In Spain people eat 12 grapes as the clock strikes midnight (one each time the clock chimes) on New Year’s Eve. This peculiar ritual originated in the twentieth century when freak weather conditions resulted in an unseasonable bumper harvest of grapes. Not able to decide what to do about so many grapes at Christmas time, the King of Spain and the grape growers came up with the idea of the New Year ritual.
Late on the evening of December 3 1, people of Japan would eat a bowl of buckwheat noodles called "toshikoshi soba" ("year-crossing noodles") and listen for the sound of the Buddhist temple bells, which were rung 108 times at midnight. The sound of these bells is said to purify the listeners of the 108 sins or evil passions that plague every human being.

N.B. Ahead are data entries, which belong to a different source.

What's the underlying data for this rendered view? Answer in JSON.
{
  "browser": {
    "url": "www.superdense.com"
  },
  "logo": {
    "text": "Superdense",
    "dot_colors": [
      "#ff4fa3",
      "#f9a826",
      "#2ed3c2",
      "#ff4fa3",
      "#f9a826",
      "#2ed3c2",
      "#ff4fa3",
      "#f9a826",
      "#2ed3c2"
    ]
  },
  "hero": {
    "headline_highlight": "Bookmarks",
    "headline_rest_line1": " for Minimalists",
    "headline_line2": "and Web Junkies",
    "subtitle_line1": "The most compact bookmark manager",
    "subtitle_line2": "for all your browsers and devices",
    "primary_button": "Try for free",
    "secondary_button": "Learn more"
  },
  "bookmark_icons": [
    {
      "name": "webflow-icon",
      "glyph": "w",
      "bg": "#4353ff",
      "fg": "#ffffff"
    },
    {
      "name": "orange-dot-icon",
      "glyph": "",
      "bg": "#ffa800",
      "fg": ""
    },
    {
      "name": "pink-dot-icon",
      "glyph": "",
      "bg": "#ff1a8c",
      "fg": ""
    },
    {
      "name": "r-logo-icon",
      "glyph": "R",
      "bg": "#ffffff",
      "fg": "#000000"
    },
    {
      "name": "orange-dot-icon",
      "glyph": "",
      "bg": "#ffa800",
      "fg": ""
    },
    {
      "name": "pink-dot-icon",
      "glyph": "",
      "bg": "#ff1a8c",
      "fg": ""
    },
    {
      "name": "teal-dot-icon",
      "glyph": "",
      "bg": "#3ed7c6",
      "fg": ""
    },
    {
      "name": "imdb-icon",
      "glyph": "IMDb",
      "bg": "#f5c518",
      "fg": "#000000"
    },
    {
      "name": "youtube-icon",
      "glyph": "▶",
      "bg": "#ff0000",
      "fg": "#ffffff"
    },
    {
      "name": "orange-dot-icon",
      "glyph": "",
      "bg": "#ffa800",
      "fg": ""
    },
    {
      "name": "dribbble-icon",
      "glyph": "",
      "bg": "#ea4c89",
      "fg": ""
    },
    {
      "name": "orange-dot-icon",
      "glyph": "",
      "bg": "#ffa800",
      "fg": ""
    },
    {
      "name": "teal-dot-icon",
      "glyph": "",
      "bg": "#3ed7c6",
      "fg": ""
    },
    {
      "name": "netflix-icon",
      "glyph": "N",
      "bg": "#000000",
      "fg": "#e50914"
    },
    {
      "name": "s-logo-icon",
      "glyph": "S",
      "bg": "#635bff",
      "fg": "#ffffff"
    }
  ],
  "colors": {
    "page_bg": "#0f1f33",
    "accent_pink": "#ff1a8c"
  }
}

In Brazil most people wear white clothes on New Year’s Eve to bring good luck and peace for the year that will follow.
Gifts in Shoes
In Greece children leave their shoes by the fireside on New Year’s Day (also the Festival of Saint Basil in Greece) with the hope that Saint Basil, who was famous for his kindness, will come and fill their shoes with gifts.
Carry a Suitcase
In Venezuela, Argentina, Bolivia, and Mexico, those with hopes of traveling in the New Year carry a suitcase around the house at midnight. Some even carry it around the block to ensure traveling at greater distances.
The people in China believe that there are evil spirits that roam the earth. So on New Year they burn crackers to scare the evil spirits. The doors and windows of every home in china can be seen sealed with paper. This is to keep the evil demons out.
Barrels of Tar
In Scotland, the New Year is called Hogmanay. In the villages of Scotland, barrels of tar are set afire and then rolled down the streets. This ritual symbolizes that the old year is burned up and the new one is allowed to enter.
The Jewish New Year is called Rosh Hashanah. It is a holy time when Jews recall the things they have done wrong in the past, and then promise to do better in the future. Special services are held in the synagogues, children are given new clothes and New Year loaves are baked to remind people of harvest time.
Beginning of Spring
Iran’s New Year’s Day, which is in March, celebrates not only the beginning of the new year according to the solar calendar, but also bahar, "the beginning of spring."